E&E PhD Exit Seminar: Unravelling the mystery of migratory behaviour in the Bogong moth Agrotis infusa using genomics and novel automated monitoring techniques

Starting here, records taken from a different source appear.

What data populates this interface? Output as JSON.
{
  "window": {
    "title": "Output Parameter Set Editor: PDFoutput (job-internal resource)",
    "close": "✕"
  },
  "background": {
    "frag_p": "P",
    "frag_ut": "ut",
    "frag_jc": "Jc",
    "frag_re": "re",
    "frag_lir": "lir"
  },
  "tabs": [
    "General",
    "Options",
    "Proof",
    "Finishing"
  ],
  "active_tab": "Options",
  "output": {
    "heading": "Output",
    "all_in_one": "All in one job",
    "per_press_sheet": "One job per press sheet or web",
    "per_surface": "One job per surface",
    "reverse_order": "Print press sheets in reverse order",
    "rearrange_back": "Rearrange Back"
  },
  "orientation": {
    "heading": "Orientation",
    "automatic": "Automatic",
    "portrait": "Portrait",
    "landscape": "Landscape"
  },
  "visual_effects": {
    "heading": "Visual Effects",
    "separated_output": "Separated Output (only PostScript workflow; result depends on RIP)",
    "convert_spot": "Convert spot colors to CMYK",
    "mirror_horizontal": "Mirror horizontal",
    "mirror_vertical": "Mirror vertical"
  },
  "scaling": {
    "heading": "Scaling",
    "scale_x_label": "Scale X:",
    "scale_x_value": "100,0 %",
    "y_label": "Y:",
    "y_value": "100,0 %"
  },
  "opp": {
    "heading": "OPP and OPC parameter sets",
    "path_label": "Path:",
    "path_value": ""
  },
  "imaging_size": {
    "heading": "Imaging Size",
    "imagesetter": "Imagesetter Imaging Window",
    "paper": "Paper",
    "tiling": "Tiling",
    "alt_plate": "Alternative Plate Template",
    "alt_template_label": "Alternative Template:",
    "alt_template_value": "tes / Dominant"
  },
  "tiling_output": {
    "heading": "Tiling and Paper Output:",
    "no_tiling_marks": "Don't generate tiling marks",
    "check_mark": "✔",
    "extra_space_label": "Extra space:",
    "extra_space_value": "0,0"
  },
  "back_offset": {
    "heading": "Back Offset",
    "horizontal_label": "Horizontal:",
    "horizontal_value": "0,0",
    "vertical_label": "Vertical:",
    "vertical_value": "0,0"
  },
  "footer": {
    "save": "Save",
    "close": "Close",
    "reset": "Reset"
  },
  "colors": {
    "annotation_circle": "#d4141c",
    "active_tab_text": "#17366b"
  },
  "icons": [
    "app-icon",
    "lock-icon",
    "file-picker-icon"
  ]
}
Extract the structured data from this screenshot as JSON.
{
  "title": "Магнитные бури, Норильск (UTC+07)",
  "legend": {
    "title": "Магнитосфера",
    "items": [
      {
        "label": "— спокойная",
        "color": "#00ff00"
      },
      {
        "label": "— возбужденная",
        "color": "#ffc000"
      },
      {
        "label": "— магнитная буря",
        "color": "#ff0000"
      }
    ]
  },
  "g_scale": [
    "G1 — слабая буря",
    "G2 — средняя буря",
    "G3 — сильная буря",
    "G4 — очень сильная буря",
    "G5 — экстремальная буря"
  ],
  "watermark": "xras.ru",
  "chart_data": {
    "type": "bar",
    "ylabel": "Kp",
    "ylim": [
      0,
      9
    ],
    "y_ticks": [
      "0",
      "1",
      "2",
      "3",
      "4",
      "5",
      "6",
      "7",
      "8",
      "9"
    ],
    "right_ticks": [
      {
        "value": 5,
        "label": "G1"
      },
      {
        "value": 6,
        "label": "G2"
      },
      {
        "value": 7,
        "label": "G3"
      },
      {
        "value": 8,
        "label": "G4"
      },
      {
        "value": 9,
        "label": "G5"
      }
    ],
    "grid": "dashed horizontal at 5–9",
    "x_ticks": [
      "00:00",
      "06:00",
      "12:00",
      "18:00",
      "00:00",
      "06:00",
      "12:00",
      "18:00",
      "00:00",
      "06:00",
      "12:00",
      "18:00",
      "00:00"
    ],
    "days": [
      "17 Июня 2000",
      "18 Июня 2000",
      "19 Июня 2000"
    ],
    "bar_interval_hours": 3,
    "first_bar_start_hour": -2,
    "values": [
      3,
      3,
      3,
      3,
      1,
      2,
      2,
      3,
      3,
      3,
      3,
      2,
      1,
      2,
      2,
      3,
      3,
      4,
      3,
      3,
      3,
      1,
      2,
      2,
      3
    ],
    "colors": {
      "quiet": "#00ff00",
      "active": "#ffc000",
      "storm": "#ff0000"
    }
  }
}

An exceptionally impressive example of animal navigation is presented by the Bogong moth Agrotis infusa, that migrates over 1000 km from widely distributed winter breeding grounds to a relatively confined summer range in the Australian Alps, consistently arriving to the same sites as its predecessors, despite never having an opportunity to learn the migratory route, or indeed, the location of its destination. The Bogong moth then waits out the summer in a dormant state known as aestivation, lining the walls of cool cracks and crevices in high altitude granite outcrops, where it forms massive assemblages with an estimated 17000 moths per square metre. Recent and ongoing investigations into the sensory and neurological capabilities of the Bogong moth have revealed that it possesses a “compass sense” that relies on geomagnetic and stellar information. However, since the migratory direction of the Bogong moth varies across its breeding range, a compass is not sufficient on its own for the moth’s navigation. How, for instance, does a Bogong moth know—given its starting location—in which direction to migrate? The objective of this thesis is to understand the basis of the Bogong moth migratory direction. Even though this thesis opens as many questions as it answers, significant progress towards achieving this objective is presented (in two parts) herein, primarily through development of the scientific infrastructure for studying Bogong moth biology more generally. Part I introduces a new method for quantitatively measuring Bogong moth activity and abundance using automated camera-based detection, which is then used to model the influence of abiotic factors on Bogong moth behaviour, and to measure the arrival, departure, and population dynamics of the moths in their summer range. In addition to its utility in addressing ethological questions, this new method enables quantitative long-term monitoring of the Bogong moth population, which may prove invaluable for conservation efforts (the Bogong moth has recently been assessed as endangered for the IUCN Red List). In part II, the annotated sequence of the Bogong moth genome is presented, opening the door to high-throughput molecular research on the moth. Extensive differential gene expression in the sensory and brain tissue of migrating and aestivating moths is observed, along with evidence of epigenomic modification. Finally, the results of re-sequencing the genomes of 77 Bogong moths collected from across their breeding and summer ranges are presented, which show that the Bogong moth population is panmictic, and harbours a vast quantity of rare genetic variants. Interestingly, a small number of variants are highly correlated with migratory direction, indicating promising avenues for further research into the genetic basis of migratory direction.